He is Nasiruddin Haqqani, son of Afghan insurgent leader Jalaluddin Haqqani, whose notorious group, called the Haqqani Network, operates in Afghanistan and Pakistan and is closely tied to the Taliban.
Nasiruddin Haqqani was detained in recent days while driving from Peshawar to the tribal region of North Waziristan, the sources said. The United Nations says he is believed to be based out of Miram Shah in North Waziristan, where the network operates.
The Pakistani military intelligence sources asked not to be named because they are not authorized to speak to the media.
This arrest comes amid concerns among U.S. officials that Pakistan has not been aggressively confronting militants operating in the tribal regions.
The Haqqani Network "has been at the forefront of insurgent activity in Afghanistan, responsible for many high-profile attacks," the United Nations says.
Bill Roggio, managing editor of The Long War Journal, a website that tracks terror-related events and trends, calls the top leadership a "family business."
The United Nations says it consists of Jalaluddin Haqqani's three oldest sons, one of whom is Nasiruddin, who operates as an emissary for the network and spends a lot of time fundraising, the United Nations says.
He apparently speaks Arabic and is a close aide to his father, the United Nations says. His brother, Sirajuddin, is described by the U.S. Treasury Department as the overall leader of the network and the leader of the Miram Shah Regional Military Shura.
The United Nations says the Haqqani Network is believed to have three main sources of funds: Gulf region donations, drug trafficking, and al Qaeda payments.
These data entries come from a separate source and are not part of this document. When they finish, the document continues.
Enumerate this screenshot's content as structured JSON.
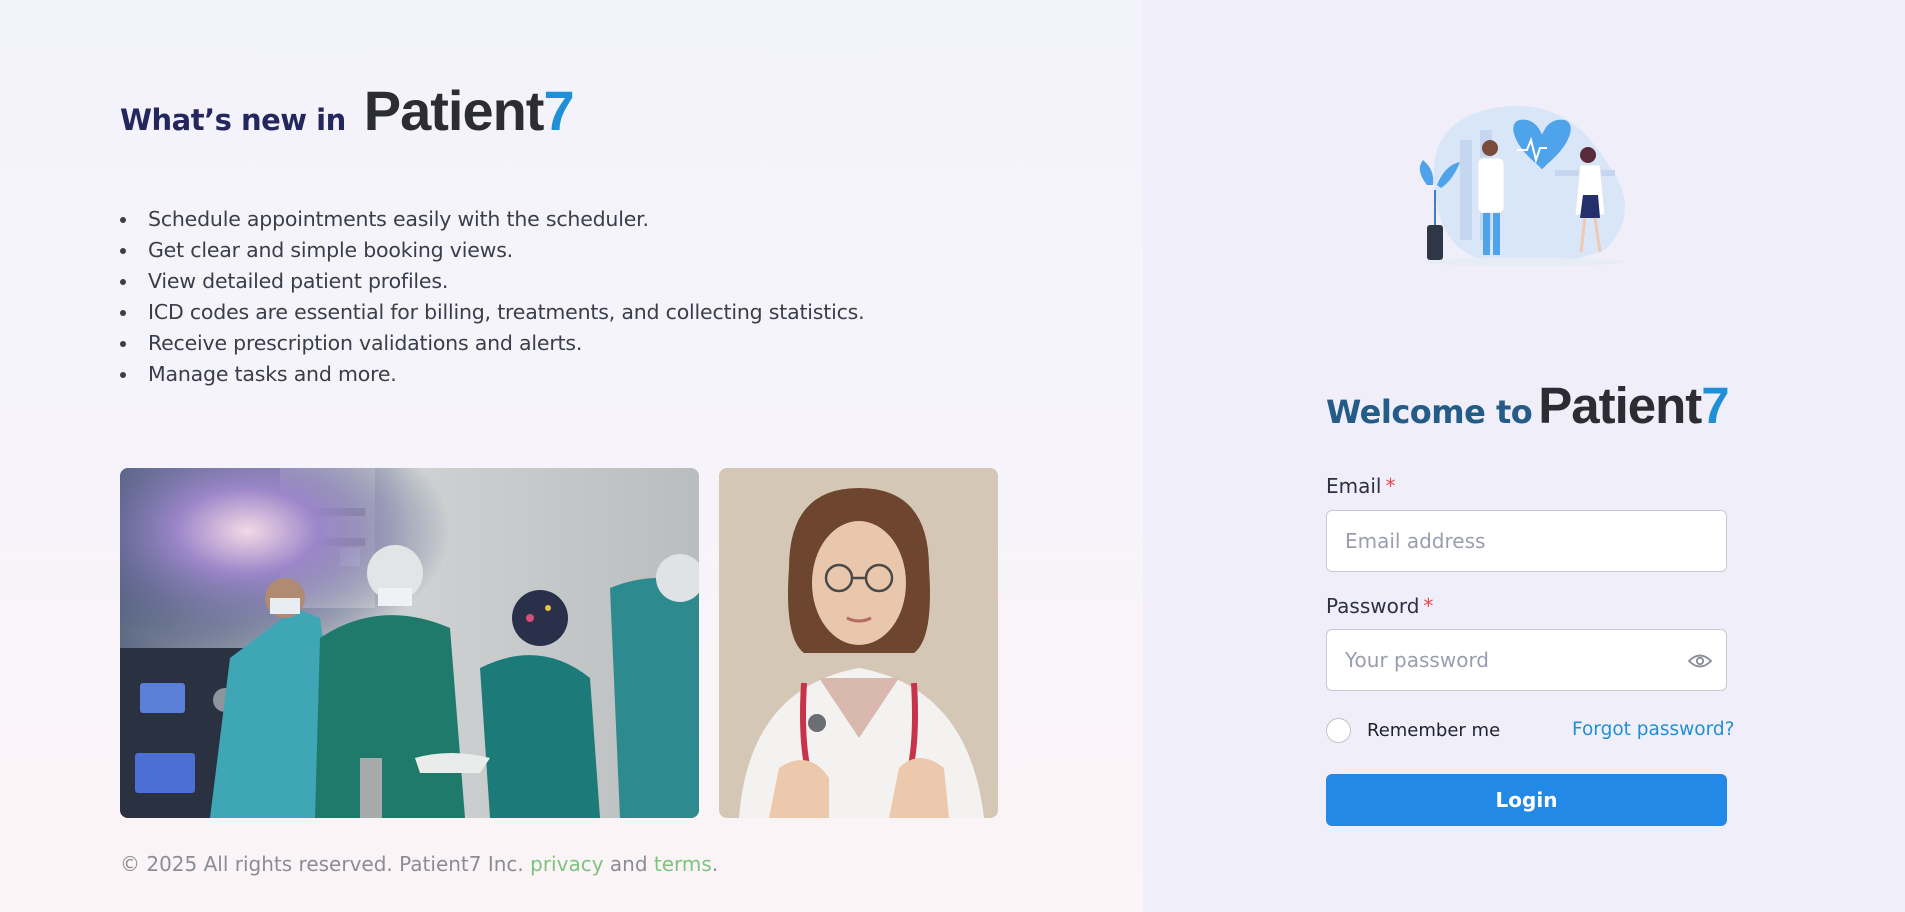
{
  "news": {
    "prefix": "What’s new in",
    "brand_main": "Patient",
    "brand_accent": "7",
    "features": [
      "Schedule appointments easily with the scheduler.",
      "Get clear and simple booking views.",
      "View detailed patient profiles.",
      "ICD codes are essential for billing, treatments, and collecting statistics.",
      "Receive prescription validations and alerts.",
      "Manage tasks and more."
    ]
  },
  "footer": {
    "copyright": "© 2025 All rights reserved. Patient7 Inc.",
    "privacy": "privacy",
    "and": "and",
    "terms": "terms",
    "period": "."
  },
  "login": {
    "welcome_prefix": "Welcome to",
    "brand_main": "Patient",
    "brand_accent": "7",
    "email_label": "Email",
    "email_placeholder": "Email address",
    "password_label": "Password",
    "password_placeholder": "Your password",
    "required_mark": "*",
    "remember_label": "Remember me",
    "forgot_label": "Forgot password?",
    "login_label": "Login"
  },
  "colors": {
    "brand_accent": "#1f8fd6",
    "primary_button": "#2389e6",
    "required": "#e5484d",
    "footer_link": "#7cc47f"
  },
  "icons": {
    "password_toggle": "eye-icon"
  }
}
"In 2004, (Nasiruddin) Haqqani traveled to Saudi Arabia with a Taliban associate to raise funds for the Taliban. He also provided funds in 2004 to militants in Afghanistan for the purpose of disrupting the Afghan presidential election.
"From at least 2005 to 2008, Nasiruddin Haqqani collected funds for the Haqqani Network through various fundraising trips, including during regular travel to the United Arab Emirates in 2007 and through a fundraising trip to another Gulf state in 2008," the United Nations said.
And late last year, Nasiruddin Haqqani "received several hundred thousand dollars from al Qaeda-associated individuals in the Arabian Peninsula" for network activities.
Earlier this year, the U.S. Department of the Treasury cited Nasiruddin Haqqani for supporting acts of terrorism. Sirajuddin Haqqani was designated a supporter of terrorism in 2008.
Many observers say the North Waziristan-based group has backing in the Pakistani military.
"Elements within the Pakistani security establishment continue to view the Haqqani Network as a useful ally and proxy force to represent their interests in Afghanistan. To this end, Haqqani forces have repeatedly targeted Indian infrastructure and construction projects in Afghanistan," the Institute for the Study of War said in a report this year.
"The Pakistani Army has consistently refused to launch a military operation in North Waziristan despite the presence of al Qaeda senior leadership," it said.
A report published earlier this year by the New America Foundation think tank calls the Pakistani agency of North Waziristan "the most important springboard for violence in Afghanistan today, much as it has been for decades."
And it says the Haqqani Network is "the most important militant group" in North Waziristan's Miram Shah, where Jalaluddin Haqqani settled in the mid-1970s after leaving his native Khost province in Afghanistan.
"Jalaluddin quickly became the most important mujahedeen commander in eastern Afghanistan during the 1980s" when Afghan fighters took on the Soviet Union, the report says.
North Waziristan has been a "safe haven" for militants eluding U.S. and Pakistani military actions, it notes.
"Shortly after the fall of the Taliban regime in Afghanistan in late 2001, thousands of Taliban members associated with the regime flooded into North Waziristan," according to the report, titled "The Battle for Pakistan: North Waziristan."
"Many took shelter in (North Waziristan's) treacherous and heavily forested Shawal Valley, which became a refuge for all sorts of foreign militants, including those from al Qaeda. Pakistani government forces subsequently targeted other Pakistani safe havens, including South Waziristan. In 2004, a wave of militants arrived in North Waziristan after being pushed out of South Waziristan's Shakai Valley. More recently, a variety of militants associated with the Mehsud tribe in South Waziristan is believed to have sought safe haven in North Waziristan."
Will the arrest make an impact in the war against the Taliban? Roggio doubts it.
He says the Haqqanis are one of the Pakistani state's premier proxies and puts them on par with Lashkar-e-Tayyiba, the Pakistan-based group that was blamed for a violent siege on Mumbai in November 2008.
He notes that there has been pressure to appease and deflect pressure from the United States and NATO.
"When the heat gets turned up," he said, Pakistan will make a gesture but "not a real sacrifice."